Dataset rows for apps and sites:
++++++++

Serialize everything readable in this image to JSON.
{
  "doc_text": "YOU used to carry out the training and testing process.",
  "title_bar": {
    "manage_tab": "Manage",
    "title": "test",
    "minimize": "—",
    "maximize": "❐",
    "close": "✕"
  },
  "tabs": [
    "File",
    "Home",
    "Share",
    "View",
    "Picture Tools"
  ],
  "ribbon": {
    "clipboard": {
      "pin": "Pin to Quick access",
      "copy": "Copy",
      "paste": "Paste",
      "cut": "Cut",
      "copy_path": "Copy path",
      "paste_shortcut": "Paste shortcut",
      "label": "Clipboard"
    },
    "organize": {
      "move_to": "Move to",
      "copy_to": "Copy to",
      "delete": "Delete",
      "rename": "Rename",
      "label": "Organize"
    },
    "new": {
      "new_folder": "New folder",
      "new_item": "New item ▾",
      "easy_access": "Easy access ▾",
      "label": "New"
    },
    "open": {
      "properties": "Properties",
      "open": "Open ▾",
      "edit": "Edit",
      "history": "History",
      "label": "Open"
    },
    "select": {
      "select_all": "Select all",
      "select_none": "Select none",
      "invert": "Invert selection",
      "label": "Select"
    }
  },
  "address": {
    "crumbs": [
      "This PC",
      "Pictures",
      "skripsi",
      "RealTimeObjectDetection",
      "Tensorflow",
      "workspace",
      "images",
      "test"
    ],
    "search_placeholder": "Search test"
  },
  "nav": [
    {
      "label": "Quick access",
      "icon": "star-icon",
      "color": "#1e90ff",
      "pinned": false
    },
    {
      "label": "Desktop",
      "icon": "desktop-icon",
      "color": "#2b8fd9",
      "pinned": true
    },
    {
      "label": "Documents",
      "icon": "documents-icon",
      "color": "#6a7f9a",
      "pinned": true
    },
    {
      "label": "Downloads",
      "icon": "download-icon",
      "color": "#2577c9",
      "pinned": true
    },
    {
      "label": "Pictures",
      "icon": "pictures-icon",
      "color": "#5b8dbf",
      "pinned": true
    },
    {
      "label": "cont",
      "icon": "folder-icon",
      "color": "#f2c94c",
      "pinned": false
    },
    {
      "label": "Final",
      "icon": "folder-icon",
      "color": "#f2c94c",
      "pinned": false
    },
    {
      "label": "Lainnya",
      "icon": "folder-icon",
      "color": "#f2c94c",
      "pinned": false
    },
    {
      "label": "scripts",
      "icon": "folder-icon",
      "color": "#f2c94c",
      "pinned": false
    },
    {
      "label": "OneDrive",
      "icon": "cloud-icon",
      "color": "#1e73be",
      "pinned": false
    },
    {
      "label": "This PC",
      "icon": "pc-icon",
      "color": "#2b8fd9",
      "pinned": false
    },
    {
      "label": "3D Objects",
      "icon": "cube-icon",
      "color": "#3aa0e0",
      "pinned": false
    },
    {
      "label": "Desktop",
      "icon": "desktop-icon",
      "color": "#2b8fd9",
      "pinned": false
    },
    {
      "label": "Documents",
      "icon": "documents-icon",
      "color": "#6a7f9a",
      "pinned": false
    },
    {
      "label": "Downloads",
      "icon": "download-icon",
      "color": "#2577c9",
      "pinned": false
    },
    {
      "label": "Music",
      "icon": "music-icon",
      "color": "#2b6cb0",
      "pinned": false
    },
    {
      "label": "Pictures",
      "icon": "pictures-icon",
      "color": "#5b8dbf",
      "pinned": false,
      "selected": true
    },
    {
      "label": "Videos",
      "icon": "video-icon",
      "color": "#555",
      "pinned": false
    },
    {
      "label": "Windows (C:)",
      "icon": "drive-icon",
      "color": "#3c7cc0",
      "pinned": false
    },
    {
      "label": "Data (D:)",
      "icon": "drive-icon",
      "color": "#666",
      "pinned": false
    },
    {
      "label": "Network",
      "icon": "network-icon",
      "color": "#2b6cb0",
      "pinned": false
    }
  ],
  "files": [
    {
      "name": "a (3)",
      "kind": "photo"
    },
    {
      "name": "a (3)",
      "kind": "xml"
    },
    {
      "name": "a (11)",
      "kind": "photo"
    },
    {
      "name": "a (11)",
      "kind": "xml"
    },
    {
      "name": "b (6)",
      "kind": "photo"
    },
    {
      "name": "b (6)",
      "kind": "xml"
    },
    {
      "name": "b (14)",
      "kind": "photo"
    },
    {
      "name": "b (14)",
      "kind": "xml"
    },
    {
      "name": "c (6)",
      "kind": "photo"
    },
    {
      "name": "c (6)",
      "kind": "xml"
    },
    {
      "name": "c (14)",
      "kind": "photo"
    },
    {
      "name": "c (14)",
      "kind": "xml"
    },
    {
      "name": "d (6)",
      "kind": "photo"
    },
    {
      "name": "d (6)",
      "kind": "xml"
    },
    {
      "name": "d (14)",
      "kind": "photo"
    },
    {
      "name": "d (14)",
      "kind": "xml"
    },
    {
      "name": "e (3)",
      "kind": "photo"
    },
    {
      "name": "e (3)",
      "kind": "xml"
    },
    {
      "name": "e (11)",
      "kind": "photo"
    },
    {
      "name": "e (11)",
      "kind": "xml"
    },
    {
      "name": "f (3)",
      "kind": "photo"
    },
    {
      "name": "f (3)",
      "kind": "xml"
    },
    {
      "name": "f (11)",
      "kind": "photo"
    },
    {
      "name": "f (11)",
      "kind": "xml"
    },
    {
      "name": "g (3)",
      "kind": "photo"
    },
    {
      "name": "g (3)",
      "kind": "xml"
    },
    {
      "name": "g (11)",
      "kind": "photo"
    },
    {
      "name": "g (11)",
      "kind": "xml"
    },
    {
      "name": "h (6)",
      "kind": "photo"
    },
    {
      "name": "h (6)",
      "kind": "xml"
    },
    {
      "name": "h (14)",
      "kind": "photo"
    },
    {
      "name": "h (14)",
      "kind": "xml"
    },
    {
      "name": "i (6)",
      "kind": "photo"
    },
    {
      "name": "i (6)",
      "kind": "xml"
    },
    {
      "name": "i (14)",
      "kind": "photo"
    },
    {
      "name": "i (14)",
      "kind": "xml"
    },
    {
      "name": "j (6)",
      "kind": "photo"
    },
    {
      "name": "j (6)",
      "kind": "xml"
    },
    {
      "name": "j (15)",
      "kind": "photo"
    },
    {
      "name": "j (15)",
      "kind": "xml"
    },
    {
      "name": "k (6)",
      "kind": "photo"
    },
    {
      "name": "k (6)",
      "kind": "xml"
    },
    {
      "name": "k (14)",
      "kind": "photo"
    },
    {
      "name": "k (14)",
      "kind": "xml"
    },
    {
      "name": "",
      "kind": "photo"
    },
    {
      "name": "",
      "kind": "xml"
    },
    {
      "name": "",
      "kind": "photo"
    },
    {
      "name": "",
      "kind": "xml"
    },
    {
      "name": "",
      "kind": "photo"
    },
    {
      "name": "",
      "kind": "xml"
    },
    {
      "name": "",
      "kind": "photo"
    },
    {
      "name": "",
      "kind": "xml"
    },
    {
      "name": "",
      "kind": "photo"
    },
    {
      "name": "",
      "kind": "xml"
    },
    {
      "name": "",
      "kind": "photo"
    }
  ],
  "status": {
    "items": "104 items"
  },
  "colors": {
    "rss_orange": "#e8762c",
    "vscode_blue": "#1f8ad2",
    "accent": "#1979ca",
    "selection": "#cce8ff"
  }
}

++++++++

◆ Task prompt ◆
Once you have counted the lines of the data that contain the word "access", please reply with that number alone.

◆ Task solution ◆
3